Start of INPUT

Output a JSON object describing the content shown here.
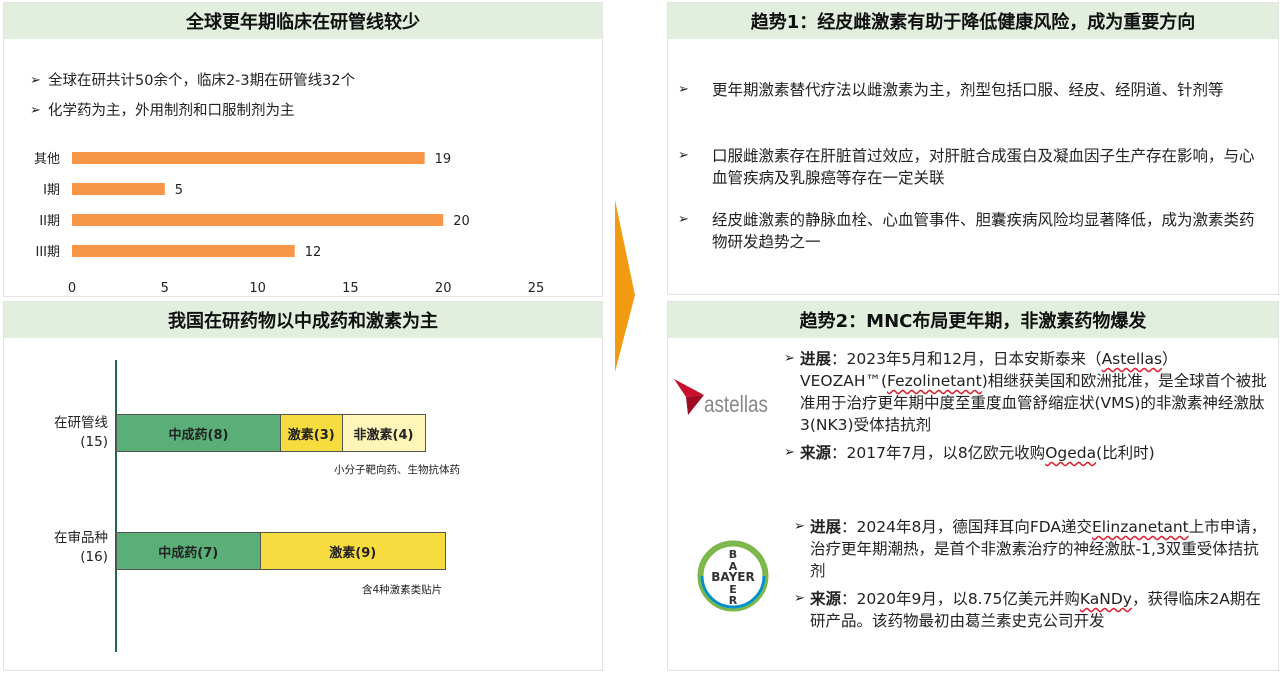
{
  "top_left": {
    "title": "全球更年期临床在研管线较少",
    "bullets": [
      "全球在研共计50余个，临床2-3期在研管线32个",
      "化学药为主，外用制剂和口服制剂为主"
    ]
  },
  "bottom_left": {
    "title": "我国在研药物以中成药和激素为主",
    "rows": [
      {
        "label": "在研管线",
        "sub": "(15)",
        "note": "小分子靶向药、生物抗体药"
      },
      {
        "label": "在审品种",
        "sub": "(16)",
        "note": "含4种激素类贴片"
      }
    ]
  },
  "top_right": {
    "title": "趋势1：经皮雌激素有助于降低健康风险，成为重要方向",
    "bullets": [
      "更年期激素替代疗法以雌激素为主，剂型包括口服、经皮、经阴道、针剂等",
      "口服雌激素存在肝脏首过效应，对肝脏合成蛋白及凝血因子生产存在影响，与心血管疾病及乳腺癌等存在一定关联",
      "经皮雌激素的静脉血栓、心血管事件、胆囊疾病风险均显著降低，成为激素类药物研发趋势之一"
    ]
  },
  "bottom_right": {
    "title": "趋势2：MNC布局更年期，非激素药物爆发",
    "astellas": {
      "logo_text": "astellas",
      "progress_label": "进展",
      "progress_text_1": "：2023年5月和12月，日本安斯泰来（",
      "astellas_word": "Astellas",
      "progress_text_2": "）VEOZAH™(",
      "fezo": "Fezolinetant",
      "progress_text_3": ")相继获美国和欧洲批准，是全球首个被批准用于治疗更年期中度至重度血管舒缩症状(VMS)的非激素神经激肽3(NK3)受体拮抗剂",
      "source_label": "来源",
      "source_text_1": "：2017年7月，以8亿欧元收购",
      "ogeda": "Ogeda",
      "source_text_2": "(比利时)"
    },
    "bayer": {
      "logo_v_top": "B",
      "logo_v_mid": "Y",
      "logo_v_bot": "R",
      "logo_h": "BAYER",
      "progress_label": "进展",
      "progress_text_1": "：2024年8月，德国拜耳向FDA递交",
      "elinz": "Elinzanetant",
      "progress_text_2": "上市申请，治疗更年期潮热，是首个非激素治疗的神经激肽-1,3双重受体拮抗剂",
      "source_label": "来源",
      "source_text_1": "：2020年9月，以8.75亿美元并购",
      "kandy": "KaNDy",
      "source_text_2": "，获得临床2A期在研产品。该药物最初由葛兰素史克公司开发"
    }
  },
  "colors": {
    "bar": "#f79646",
    "green": "#5aaf79",
    "yellow": "#f7dc3f",
    "light_yellow": "#fff5b8",
    "arrow": "#f29b12",
    "axis_line": "#1e6b4a",
    "header_bg": "#e2efdf"
  },
  "chart_data": [
    {
      "type": "bar",
      "orientation": "horizontal",
      "categories": [
        "其他",
        "I期",
        "II期",
        "III期"
      ],
      "values": [
        19,
        5,
        20,
        12
      ],
      "xlim": [
        0,
        25
      ],
      "xticks": [
        0,
        5,
        10,
        15,
        20,
        25
      ],
      "grid": false,
      "legend": "none"
    },
    {
      "type": "bar",
      "orientation": "horizontal",
      "stacked": true,
      "categories": [
        "在研管线(15)",
        "在审品种(16)"
      ],
      "series": [
        {
          "name": "中成药",
          "values": [
            8,
            7
          ]
        },
        {
          "name": "激素",
          "values": [
            3,
            9
          ]
        },
        {
          "name": "非激素",
          "values": [
            4,
            0
          ]
        }
      ],
      "segment_labels": [
        [
          "中成药(8)",
          "激素(3)",
          "非激素(4)"
        ],
        [
          "中成药(7)",
          "激素(9)"
        ]
      ],
      "legend": "none"
    }
  ]
}
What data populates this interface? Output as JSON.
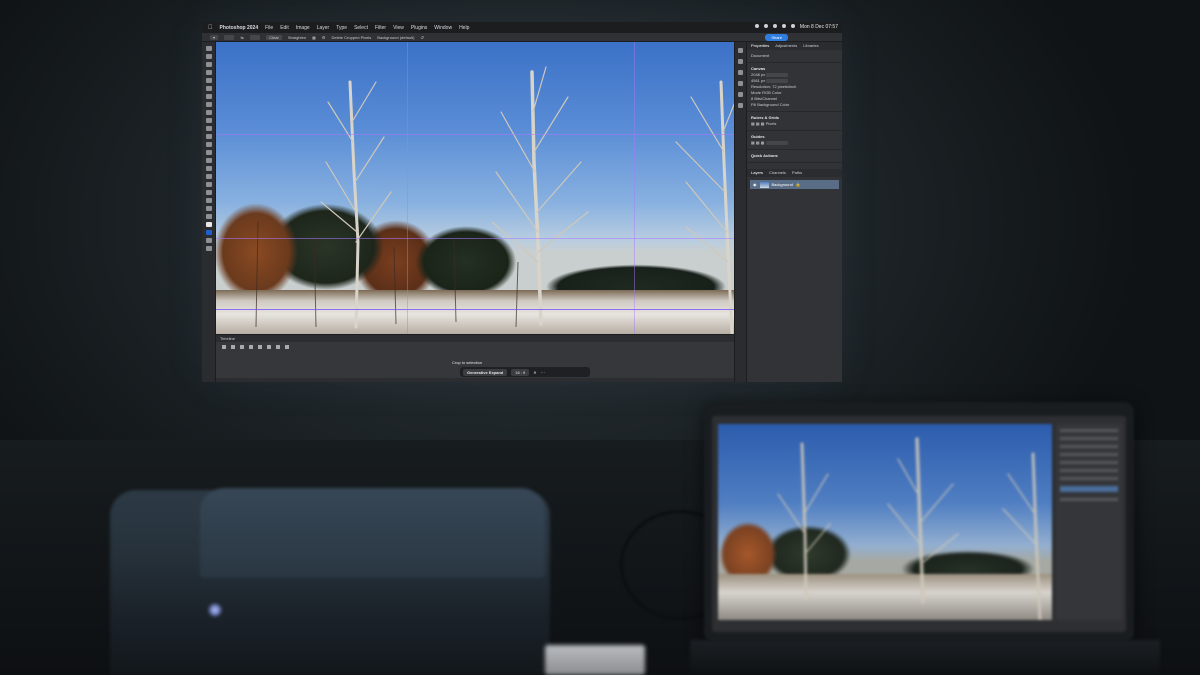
{
  "photoshop": {
    "app_name": "Photoshop 2024",
    "menus": [
      "File",
      "Edit",
      "Image",
      "Layer",
      "Type",
      "Select",
      "Filter",
      "View",
      "Plugins",
      "Window",
      "Help"
    ],
    "clock": "Mon 8 Dec  07:57",
    "share_label": "Share",
    "options": {
      "clear_label": "Clear",
      "straighten_label": "Straighten",
      "delete_cropped": "Delete Cropped Pixels",
      "fill_label": "Background (default)"
    },
    "panels": {
      "tabs": [
        "Properties",
        "Adjustments",
        "Libraries"
      ],
      "document_label": "Document",
      "canvas_header": "Canvas",
      "width_value": "2048 px",
      "height_value": "4561 px",
      "resolution": "Resolution: 72 pixels/inch",
      "mode_label": "Mode",
      "mode_value": "RGB Color",
      "bit_value": "8 Bits/Channel",
      "fill_label": "Fill",
      "fill_value": "Background Color",
      "rulers_header": "Rulers & Grids",
      "rulers_unit": "Pixels",
      "guides_header": "Guides",
      "quick_actions": "Quick Actions",
      "layers_tabs": [
        "Layers",
        "Channels",
        "Paths"
      ],
      "layer_name": "Background"
    },
    "timeline_label": "Timeline",
    "contextual": {
      "crop_label": "Crop to selection",
      "generative_expand": "Generative Expand",
      "ratio": "16 : 9"
    }
  }
}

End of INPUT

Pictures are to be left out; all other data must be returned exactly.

Output a JSON object describing the content shown here.
{
  "top_left": {
    "title": "全球更年期临床在研管线较少",
    "bullets": [
      "全球在研共计50余个，临床2-3期在研管线32个",
      "化学药为主，外用制剂和口服制剂为主"
    ]
  },
  "bottom_left": {
    "title": "我国在研药物以中成药和激素为主",
    "rows": [
      {
        "label": "在研管线",
        "sub": "(15)",
        "note": "小分子靶向药、生物抗体药"
      },
      {
        "label": "在审品种",
        "sub": "(16)",
        "note": "含4种激素类贴片"
      }
    ]
  },
  "top_right": {
    "title": "趋势1：经皮雌激素有助于降低健康风险，成为重要方向",
    "bullets": [
      "更年期激素替代疗法以雌激素为主，剂型包括口服、经皮、经阴道、针剂等",
      "口服雌激素存在肝脏首过效应，对肝脏合成蛋白及凝血因子生产存在影响，与心血管疾病及乳腺癌等存在一定关联",
      "经皮雌激素的静脉血栓、心血管事件、胆囊疾病风险均显著降低，成为激素类药物研发趋势之一"
    ]
  },
  "bottom_right": {
    "title": "趋势2：MNC布局更年期，非激素药物爆发",
    "astellas": {
      "logo_text": "astellas",
      "progress_label": "进展",
      "progress_text_1": "：2023年5月和12月，日本安斯泰来（",
      "astellas_word": "Astellas",
      "progress_text_2": "）VEOZAH™(",
      "fezo": "Fezolinetant",
      "progress_text_3": ")相继获美国和欧洲批准，是全球首个被批准用于治疗更年期中度至重度血管舒缩症状(VMS)的非激素神经激肽3(NK3)受体拮抗剂",
      "source_label": "来源",
      "source_text_1": "：2017年7月，以8亿欧元收购",
      "ogeda": "Ogeda",
      "source_text_2": "(比利时)"
    },
    "bayer": {
      "logo_v_top": "B",
      "logo_v_mid": "Y",
      "logo_v_bot": "R",
      "logo_h": "BAYER",
      "progress_label": "进展",
      "progress_text_1": "：2024年8月，德国拜耳向FDA递交",
      "elinz": "Elinzanetant",
      "progress_text_2": "上市申请，治疗更年期潮热，是首个非激素治疗的神经激肽-1,3双重受体拮抗剂",
      "source_label": "来源",
      "source_text_1": "：2020年9月，以8.75亿美元并购",
      "kandy": "KaNDy",
      "source_text_2": "，获得临床2A期在研产品。该药物最初由葛兰素史克公司开发"
    }
  },
  "colors": {
    "bar": "#f79646",
    "green": "#5aaf79",
    "yellow": "#f7dc3f",
    "light_yellow": "#fff5b8",
    "arrow": "#f29b12",
    "axis_line": "#1e6b4a",
    "header_bg": "#e2efdf"
  },
  "chart_data": [
    {
      "type": "bar",
      "orientation": "horizontal",
      "categories": [
        "其他",
        "I期",
        "II期",
        "III期"
      ],
      "values": [
        19,
        5,
        20,
        12
      ],
      "xlim": [
        0,
        25
      ],
      "xticks": [
        0,
        5,
        10,
        15,
        20,
        25
      ],
      "grid": false,
      "legend": "none"
    },
    {
      "type": "bar",
      "orientation": "horizontal",
      "stacked": true,
      "categories": [
        "在研管线(15)",
        "在审品种(16)"
      ],
      "series": [
        {
          "name": "中成药",
          "values": [
            8,
            7
          ]
        },
        {
          "name": "激素",
          "values": [
            3,
            9
          ]
        },
        {
          "name": "非激素",
          "values": [
            4,
            0
          ]
        }
      ],
      "segment_labels": [
        [
          "中成药(8)",
          "激素(3)",
          "非激素(4)"
        ],
        [
          "中成药(7)",
          "激素(9)"
        ]
      ],
      "legend": "none"
    }
  ]
}
What data populates this interface? Output as JSON.
{
  "photoshop": {
    "app_name": "Photoshop 2024",
    "menus": [
      "File",
      "Edit",
      "Image",
      "Layer",
      "Type",
      "Select",
      "Filter",
      "View",
      "Plugins",
      "Window",
      "Help"
    ],
    "clock": "Mon 8 Dec  07:57",
    "share_label": "Share",
    "options": {
      "clear_label": "Clear",
      "straighten_label": "Straighten",
      "delete_cropped": "Delete Cropped Pixels",
      "fill_label": "Background (default)"
    },
    "panels": {
      "tabs": [
        "Properties",
        "Adjustments",
        "Libraries"
      ],
      "document_label": "Document",
      "canvas_header": "Canvas",
      "width_value": "2048 px",
      "height_value": "4561 px",
      "resolution": "Resolution: 72 pixels/inch",
      "mode_label": "Mode",
      "mode_value": "RGB Color",
      "bit_value": "8 Bits/Channel",
      "fill_label": "Fill",
      "fill_value": "Background Color",
      "rulers_header": "Rulers & Grids",
      "rulers_unit": "Pixels",
      "guides_header": "Guides",
      "quick_actions": "Quick Actions",
      "layers_tabs": [
        "Layers",
        "Channels",
        "Paths"
      ],
      "layer_name": "Background"
    },
    "timeline_label": "Timeline",
    "contextual": {
      "crop_label": "Crop to selection",
      "generative_expand": "Generative Expand",
      "ratio": "16 : 9"
    }
  }
}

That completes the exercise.